Collaboration with suppliers: By engaging with our suppliers, particularly those who provide feedstocks and raw materials, we can gain a better understanding of the product carbon footprint associated with the materials we procure from them. This enables us to explore collaborative opportunities to reduce emissions. We also rely on the product carbon footprint guidance provided by Together for Sustainability to foster alignment in scope 3 accounting practices throughout the value chain.
Transition to lower carbon intensive fuels: Shifting to the use of fuels with lower carbon intensity in our operations has the potential to reduce both scope 3 emissions and our scope 1 and/or scope 2 emissions.
Collaboration with logistics providers: We are actively engaging with our logistics suppliers to gain deeper insights into the emissions linked to the transportation of our products to customers. We are also reviewing opportunities to optimize our distribution routes to minimize GHG emissions. Our participation in the development of the Global Logistics Emissions Council (GLEC) guidance for the European Chemical Industry, as part of the Smart Freight Centre, demonstrates our commitment to improving emissions reporting accuracy and optimizing logistics operations.
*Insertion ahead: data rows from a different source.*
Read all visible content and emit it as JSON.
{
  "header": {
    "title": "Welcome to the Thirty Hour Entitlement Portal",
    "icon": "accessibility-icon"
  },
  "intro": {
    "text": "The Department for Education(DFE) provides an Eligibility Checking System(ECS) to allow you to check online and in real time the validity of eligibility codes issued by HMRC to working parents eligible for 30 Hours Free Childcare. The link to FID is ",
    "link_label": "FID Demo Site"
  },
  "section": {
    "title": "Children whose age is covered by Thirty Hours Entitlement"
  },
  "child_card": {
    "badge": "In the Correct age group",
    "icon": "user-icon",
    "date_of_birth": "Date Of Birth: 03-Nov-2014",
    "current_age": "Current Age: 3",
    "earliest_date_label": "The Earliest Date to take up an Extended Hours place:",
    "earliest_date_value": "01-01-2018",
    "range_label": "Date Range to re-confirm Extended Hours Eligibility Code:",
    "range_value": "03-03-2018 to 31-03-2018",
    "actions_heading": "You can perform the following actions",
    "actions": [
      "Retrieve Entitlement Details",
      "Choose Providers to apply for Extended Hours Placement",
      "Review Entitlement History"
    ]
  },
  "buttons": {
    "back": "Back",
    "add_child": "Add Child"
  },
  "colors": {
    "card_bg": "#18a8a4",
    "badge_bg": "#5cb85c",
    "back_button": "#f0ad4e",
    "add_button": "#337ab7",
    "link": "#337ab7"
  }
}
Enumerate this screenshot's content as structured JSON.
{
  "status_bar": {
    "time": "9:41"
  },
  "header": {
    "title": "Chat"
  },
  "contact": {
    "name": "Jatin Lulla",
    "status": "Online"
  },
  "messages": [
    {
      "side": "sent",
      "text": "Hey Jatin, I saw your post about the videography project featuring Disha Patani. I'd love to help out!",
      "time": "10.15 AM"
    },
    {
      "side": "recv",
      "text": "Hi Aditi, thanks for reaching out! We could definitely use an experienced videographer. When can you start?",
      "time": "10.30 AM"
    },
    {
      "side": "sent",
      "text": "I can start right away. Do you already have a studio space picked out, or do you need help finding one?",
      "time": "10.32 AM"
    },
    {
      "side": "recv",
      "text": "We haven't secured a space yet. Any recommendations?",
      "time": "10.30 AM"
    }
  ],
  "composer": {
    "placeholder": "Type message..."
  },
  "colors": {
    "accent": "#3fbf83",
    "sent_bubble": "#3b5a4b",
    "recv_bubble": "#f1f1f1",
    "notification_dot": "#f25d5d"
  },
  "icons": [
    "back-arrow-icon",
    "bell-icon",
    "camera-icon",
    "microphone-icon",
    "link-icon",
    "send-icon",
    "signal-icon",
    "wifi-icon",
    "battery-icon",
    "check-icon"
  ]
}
Calculating scope 3 emissions can be complex as the industry's understanding of emission sources and appropriate methodologies continues to evolve. Guidance for calculating and addressing scope 3 emissions is currently being developed across various industries, including the chemical sector. We actively participate in sector initiatives aimed at enhancing the consistency and accuracy of scope 3 emission estimates and reporting, such as the SBTi Chemical Industry Guidance and Together for Sustainability's Product Carbon Footprints.